● PROBLEM REQUIREMENTS
Below are some entries. Copy each line that holds the string "Prediction".

● SOURCE DATA
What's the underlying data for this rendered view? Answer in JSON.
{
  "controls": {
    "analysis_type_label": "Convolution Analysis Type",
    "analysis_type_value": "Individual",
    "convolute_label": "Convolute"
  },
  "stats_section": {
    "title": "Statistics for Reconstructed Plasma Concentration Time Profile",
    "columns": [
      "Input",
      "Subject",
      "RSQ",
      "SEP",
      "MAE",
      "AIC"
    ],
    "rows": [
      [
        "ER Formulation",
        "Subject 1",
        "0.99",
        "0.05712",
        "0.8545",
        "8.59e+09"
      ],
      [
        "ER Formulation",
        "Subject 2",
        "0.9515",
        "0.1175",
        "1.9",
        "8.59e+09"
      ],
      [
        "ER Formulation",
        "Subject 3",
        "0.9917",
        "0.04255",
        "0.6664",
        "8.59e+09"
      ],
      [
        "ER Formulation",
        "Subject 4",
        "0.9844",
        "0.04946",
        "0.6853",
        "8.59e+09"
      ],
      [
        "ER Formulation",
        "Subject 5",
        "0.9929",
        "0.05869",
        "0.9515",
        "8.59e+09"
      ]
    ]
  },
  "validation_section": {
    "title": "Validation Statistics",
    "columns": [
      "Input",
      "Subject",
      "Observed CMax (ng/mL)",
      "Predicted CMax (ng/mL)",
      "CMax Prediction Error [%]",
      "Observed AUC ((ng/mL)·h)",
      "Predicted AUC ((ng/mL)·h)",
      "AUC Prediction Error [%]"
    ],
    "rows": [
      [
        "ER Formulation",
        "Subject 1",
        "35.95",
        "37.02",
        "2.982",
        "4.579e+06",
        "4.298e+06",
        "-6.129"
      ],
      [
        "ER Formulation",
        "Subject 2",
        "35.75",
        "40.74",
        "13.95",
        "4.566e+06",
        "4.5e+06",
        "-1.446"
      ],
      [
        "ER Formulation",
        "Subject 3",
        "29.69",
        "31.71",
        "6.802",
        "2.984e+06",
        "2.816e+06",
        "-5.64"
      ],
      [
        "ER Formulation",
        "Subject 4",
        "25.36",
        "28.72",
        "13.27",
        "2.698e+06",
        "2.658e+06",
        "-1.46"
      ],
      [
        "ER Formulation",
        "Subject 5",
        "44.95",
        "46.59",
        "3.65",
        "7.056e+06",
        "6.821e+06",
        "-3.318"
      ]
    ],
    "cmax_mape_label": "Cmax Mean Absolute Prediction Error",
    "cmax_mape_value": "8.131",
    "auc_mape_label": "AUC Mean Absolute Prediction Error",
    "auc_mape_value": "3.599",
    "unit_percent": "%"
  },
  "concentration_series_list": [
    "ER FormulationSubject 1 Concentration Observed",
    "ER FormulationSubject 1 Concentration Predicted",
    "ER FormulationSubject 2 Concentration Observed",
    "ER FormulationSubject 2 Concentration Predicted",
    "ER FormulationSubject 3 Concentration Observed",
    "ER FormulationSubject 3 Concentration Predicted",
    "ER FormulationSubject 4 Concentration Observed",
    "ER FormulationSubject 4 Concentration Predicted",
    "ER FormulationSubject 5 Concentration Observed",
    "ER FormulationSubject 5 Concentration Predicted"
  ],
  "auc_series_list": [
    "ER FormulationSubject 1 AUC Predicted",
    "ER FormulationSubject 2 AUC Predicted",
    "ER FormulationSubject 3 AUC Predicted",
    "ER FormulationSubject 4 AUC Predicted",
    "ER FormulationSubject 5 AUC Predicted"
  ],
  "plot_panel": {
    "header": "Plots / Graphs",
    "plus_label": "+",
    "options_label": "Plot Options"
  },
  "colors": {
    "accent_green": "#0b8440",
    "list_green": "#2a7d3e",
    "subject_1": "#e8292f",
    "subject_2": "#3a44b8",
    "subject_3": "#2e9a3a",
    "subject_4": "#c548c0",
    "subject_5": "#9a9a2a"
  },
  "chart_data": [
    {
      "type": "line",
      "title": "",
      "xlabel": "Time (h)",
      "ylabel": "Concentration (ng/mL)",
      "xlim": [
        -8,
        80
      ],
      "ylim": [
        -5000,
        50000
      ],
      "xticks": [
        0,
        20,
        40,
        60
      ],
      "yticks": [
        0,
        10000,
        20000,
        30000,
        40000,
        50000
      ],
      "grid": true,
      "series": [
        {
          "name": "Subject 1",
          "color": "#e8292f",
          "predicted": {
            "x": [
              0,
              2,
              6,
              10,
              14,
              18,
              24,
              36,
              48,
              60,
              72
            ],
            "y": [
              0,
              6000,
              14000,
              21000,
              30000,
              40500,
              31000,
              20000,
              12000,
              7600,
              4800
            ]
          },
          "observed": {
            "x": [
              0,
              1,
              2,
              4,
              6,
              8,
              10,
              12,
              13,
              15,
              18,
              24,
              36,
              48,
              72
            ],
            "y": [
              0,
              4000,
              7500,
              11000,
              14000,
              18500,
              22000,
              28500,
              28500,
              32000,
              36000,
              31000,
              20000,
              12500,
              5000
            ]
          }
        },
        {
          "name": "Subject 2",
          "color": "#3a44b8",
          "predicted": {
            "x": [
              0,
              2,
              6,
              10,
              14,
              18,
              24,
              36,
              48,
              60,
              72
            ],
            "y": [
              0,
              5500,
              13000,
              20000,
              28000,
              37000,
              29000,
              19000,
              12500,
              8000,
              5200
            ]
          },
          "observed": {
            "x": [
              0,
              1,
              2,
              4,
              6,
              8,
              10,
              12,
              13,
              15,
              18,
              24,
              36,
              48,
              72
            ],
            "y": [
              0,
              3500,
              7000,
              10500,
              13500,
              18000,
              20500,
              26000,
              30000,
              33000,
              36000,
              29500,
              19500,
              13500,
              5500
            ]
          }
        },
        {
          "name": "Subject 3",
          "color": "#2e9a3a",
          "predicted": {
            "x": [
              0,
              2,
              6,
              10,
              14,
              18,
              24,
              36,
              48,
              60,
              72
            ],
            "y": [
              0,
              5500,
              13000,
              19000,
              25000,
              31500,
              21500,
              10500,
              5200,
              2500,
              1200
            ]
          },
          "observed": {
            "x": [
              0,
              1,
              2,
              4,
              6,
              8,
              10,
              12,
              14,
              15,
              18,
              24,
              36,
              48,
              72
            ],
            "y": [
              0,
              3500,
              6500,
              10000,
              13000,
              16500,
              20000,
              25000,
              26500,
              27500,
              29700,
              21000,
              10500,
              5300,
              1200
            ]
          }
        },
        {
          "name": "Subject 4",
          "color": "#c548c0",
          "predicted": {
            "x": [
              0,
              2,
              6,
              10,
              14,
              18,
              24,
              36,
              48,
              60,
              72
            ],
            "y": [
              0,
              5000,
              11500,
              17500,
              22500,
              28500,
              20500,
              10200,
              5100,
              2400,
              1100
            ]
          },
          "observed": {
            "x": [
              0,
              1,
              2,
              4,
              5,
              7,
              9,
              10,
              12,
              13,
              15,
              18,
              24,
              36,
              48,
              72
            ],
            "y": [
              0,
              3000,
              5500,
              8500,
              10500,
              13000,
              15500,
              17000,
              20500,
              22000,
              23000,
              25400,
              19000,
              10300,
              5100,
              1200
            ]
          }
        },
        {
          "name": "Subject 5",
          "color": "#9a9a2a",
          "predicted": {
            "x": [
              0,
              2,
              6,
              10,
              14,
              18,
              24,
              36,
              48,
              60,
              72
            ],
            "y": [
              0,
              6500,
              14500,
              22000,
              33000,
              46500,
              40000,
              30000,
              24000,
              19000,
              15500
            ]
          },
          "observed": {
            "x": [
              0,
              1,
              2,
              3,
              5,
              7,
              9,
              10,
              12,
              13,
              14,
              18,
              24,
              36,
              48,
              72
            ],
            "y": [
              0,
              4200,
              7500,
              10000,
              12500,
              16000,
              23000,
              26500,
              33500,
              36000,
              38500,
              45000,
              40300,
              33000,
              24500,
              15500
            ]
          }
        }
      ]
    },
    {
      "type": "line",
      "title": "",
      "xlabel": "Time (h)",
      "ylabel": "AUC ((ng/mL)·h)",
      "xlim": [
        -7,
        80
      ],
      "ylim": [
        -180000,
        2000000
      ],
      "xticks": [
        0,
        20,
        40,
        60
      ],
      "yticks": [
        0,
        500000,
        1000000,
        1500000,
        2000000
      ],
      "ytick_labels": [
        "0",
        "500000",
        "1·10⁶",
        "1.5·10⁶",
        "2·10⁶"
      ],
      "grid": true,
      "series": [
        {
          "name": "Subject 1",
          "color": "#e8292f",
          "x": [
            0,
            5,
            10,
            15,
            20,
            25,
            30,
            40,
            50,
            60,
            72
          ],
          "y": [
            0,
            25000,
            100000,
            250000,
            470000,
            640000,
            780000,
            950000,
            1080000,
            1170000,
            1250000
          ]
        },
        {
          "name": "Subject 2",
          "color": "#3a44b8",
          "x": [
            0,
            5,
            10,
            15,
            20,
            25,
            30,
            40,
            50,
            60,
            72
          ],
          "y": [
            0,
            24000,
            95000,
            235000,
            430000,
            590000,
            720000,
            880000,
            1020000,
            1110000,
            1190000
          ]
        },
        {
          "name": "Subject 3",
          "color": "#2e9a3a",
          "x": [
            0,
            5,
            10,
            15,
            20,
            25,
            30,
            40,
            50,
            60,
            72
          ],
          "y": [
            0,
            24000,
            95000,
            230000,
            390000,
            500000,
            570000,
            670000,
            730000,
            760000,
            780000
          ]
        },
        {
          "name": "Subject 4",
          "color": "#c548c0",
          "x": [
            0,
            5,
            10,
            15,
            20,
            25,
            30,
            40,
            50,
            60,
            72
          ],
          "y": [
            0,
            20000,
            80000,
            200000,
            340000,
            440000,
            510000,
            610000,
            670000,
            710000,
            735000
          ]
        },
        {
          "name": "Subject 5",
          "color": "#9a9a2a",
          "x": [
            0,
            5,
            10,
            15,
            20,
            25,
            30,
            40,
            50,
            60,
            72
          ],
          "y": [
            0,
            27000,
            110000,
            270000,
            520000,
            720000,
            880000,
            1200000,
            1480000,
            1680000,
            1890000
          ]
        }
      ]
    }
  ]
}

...

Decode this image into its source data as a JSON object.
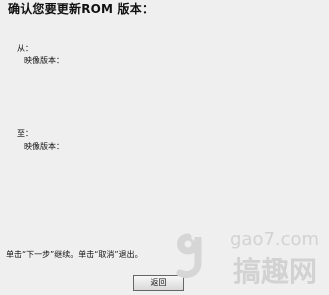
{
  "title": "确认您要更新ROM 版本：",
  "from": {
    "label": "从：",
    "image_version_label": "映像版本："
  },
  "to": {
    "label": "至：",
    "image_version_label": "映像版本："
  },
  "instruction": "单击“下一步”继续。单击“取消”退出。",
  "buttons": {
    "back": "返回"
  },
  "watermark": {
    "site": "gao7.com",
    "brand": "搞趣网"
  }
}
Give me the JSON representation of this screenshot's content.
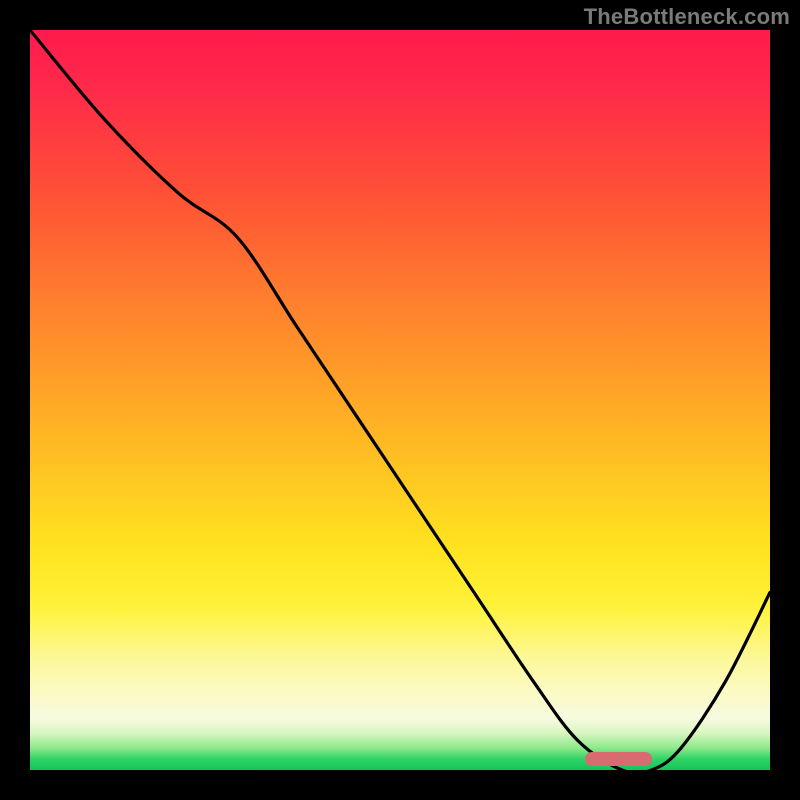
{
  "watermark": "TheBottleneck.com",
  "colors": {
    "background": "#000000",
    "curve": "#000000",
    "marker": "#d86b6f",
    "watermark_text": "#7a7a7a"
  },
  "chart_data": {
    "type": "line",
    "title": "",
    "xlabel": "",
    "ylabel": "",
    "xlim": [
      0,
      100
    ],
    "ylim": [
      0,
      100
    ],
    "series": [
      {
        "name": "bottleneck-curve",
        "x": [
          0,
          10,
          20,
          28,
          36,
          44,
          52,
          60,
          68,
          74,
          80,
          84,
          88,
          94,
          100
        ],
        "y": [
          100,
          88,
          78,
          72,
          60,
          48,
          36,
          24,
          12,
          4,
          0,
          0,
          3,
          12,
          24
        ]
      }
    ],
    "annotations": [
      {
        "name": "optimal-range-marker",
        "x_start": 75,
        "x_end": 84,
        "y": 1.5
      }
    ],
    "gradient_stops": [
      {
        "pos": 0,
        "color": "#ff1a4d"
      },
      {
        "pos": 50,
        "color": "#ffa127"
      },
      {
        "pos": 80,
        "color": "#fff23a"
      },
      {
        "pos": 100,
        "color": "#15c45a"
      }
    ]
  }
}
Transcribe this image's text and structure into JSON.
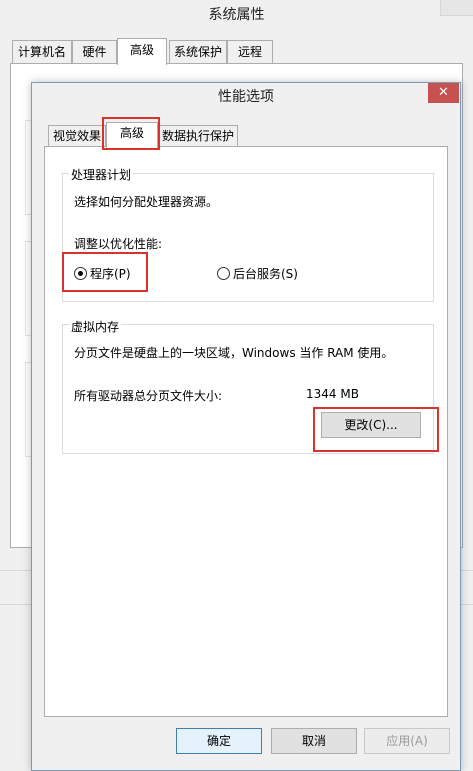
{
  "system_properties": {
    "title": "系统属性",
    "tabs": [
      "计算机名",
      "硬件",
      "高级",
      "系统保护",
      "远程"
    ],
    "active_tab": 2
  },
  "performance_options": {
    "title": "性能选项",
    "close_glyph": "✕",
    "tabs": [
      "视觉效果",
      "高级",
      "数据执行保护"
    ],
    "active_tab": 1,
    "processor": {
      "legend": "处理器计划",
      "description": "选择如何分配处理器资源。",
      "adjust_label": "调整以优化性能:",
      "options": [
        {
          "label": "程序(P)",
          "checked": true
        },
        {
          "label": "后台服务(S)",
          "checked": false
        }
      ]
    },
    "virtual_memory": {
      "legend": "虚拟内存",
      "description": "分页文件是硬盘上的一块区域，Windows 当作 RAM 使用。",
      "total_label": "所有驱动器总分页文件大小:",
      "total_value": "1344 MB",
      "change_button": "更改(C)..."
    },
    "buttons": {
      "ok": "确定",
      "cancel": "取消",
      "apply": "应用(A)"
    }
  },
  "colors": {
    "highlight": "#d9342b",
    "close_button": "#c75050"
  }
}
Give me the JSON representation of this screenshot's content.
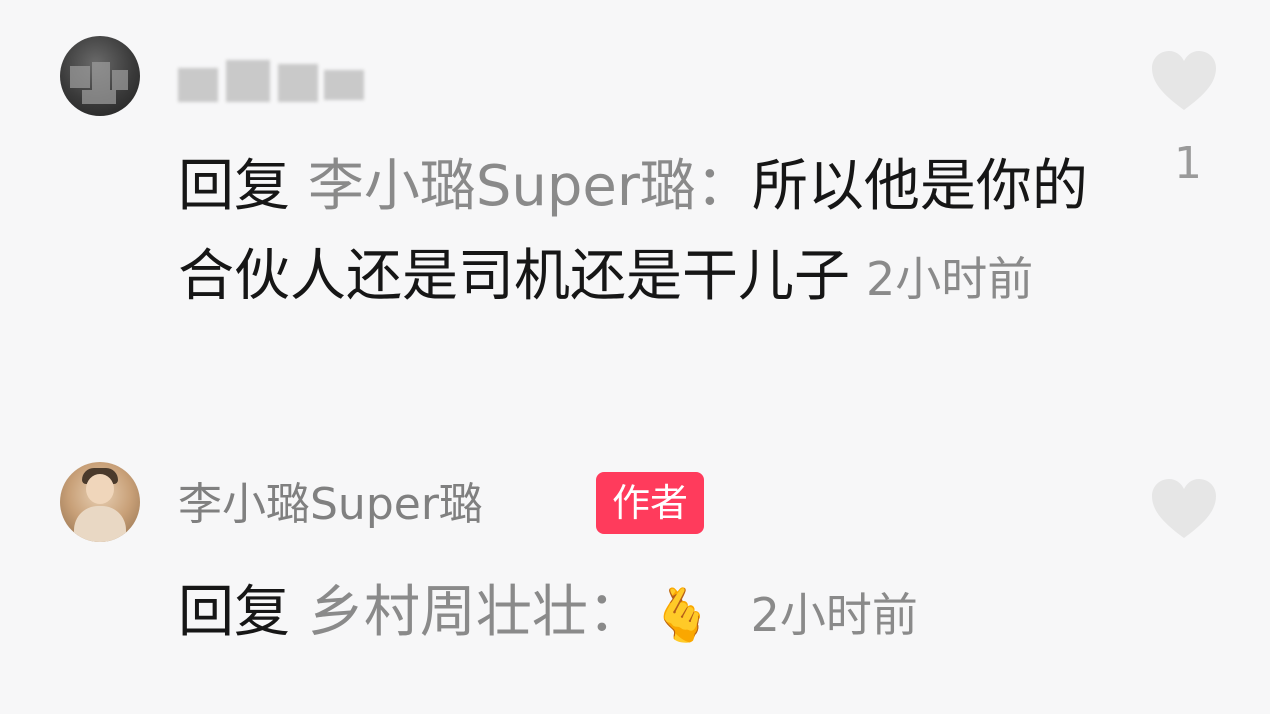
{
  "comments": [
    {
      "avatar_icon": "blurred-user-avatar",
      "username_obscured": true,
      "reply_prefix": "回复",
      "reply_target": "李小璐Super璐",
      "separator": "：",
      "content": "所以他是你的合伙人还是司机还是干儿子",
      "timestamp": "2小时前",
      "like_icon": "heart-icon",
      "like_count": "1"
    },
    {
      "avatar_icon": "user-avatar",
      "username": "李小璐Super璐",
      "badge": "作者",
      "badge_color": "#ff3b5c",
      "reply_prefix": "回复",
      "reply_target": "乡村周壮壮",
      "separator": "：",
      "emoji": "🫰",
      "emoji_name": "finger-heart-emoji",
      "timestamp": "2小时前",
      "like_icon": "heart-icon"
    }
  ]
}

● THE ANSWER
      "CMax Prediction Error [%]",
      "AUC Prediction Error [%]"
    "cmax_mape_label": "Cmax Mean Absolute Prediction Error",
    "auc_mape_label": "AUC Mean Absolute Prediction Error",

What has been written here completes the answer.